Aim of the exercise
Print all the entries verbatim.

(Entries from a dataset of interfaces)
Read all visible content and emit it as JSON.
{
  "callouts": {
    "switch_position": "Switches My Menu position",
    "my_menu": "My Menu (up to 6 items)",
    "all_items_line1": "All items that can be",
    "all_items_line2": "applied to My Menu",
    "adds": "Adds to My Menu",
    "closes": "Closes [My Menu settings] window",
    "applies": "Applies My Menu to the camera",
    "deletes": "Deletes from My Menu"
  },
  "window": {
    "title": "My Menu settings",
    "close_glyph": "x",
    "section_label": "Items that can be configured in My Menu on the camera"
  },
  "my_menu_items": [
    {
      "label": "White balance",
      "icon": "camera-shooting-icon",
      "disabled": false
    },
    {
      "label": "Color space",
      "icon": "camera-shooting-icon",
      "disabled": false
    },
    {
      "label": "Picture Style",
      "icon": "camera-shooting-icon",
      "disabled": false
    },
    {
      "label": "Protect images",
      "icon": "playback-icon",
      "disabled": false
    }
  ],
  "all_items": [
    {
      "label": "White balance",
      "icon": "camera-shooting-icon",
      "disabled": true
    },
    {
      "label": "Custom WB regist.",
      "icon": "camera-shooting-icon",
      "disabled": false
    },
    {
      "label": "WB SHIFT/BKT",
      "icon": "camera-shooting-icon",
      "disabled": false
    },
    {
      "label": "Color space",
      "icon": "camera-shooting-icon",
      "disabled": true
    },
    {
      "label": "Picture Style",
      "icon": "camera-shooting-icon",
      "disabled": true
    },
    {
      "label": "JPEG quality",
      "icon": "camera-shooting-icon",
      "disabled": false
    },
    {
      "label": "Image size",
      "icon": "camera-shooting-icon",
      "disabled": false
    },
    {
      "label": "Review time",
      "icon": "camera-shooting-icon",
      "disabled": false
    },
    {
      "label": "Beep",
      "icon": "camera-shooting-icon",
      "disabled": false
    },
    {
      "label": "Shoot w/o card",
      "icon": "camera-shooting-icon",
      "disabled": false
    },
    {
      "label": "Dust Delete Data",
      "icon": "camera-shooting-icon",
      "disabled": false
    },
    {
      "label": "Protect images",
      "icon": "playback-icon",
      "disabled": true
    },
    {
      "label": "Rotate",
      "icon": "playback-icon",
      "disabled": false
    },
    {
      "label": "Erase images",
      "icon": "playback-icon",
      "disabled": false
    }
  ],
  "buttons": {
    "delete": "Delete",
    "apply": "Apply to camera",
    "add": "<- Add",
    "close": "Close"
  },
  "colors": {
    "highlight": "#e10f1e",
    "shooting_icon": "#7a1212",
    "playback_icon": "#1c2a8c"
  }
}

Task response
Read all visible content and emit it as JSON.
{
  "callouts": {
    "switch_position": "Switches My Menu position",
    "my_menu": "My Menu (up to 6 items)",
    "all_items_line1": "All items that can be",
    "all_items_line2": "applied to My Menu",
    "adds": "Adds to My Menu",
    "closes": "Closes [My Menu settings] window",
    "applies": "Applies My Menu to the camera",
    "deletes": "Deletes from My Menu"
  },
  "window": {
    "title": "My Menu settings",
    "close_glyph": "x",
    "section_label": "Items that can be configured in My Menu on the camera"
  },
  "my_menu_items": [
    {
      "label": "White balance",
      "icon": "camera-shooting-icon",
      "disabled": false
    },
    {
      "label": "Color space",
      "icon": "camera-shooting-icon",
      "disabled": false
    },
    {
      "label": "Picture Style",
      "icon": "camera-shooting-icon",
      "disabled": false
    },
    {
      "label": "Protect images",
      "icon": "playback-icon",
      "disabled": false
    }
  ],
  "all_items": [
    {
      "label": "White balance",
      "icon": "camera-shooting-icon",
      "disabled": true
    },
    {
      "label": "Custom WB regist.",
      "icon": "camera-shooting-icon",
      "disabled": false
    },
    {
      "label": "WB SHIFT/BKT",
      "icon": "camera-shooting-icon",
      "disabled": false
    },
    {
      "label": "Color space",
      "icon": "camera-shooting-icon",
      "disabled": true
    },
    {
      "label": "Picture Style",
      "icon": "camera-shooting-icon",
      "disabled": true
    },
    {
      "label": "JPEG quality",
      "icon": "camera-shooting-icon",
      "disabled": false
    },
    {
      "label": "Image size",
      "icon": "camera-shooting-icon",
      "disabled": false
    },
    {
      "label": "Review time",
      "icon": "camera-shooting-icon",
      "disabled": false
    },
    {
      "label": "Beep",
      "icon": "camera-shooting-icon",
      "disabled": false
    },
    {
      "label": "Shoot w/o card",
      "icon": "camera-shooting-icon",
      "disabled": false
    },
    {
      "label": "Dust Delete Data",
      "icon": "camera-shooting-icon",
      "disabled": false
    },
    {
      "label": "Protect images",
      "icon": "playback-icon",
      "disabled": true
    },
    {
      "label": "Rotate",
      "icon": "playback-icon",
      "disabled": false
    },
    {
      "label": "Erase images",
      "icon": "playback-icon",
      "disabled": false
    }
  ],
  "buttons": {
    "delete": "Delete",
    "apply": "Apply to camera",
    "add": "<- Add",
    "close": "Close"
  },
  "colors": {
    "highlight": "#e10f1e",
    "shooting_icon": "#7a1212",
    "playback_icon": "#1c2a8c"
  }
}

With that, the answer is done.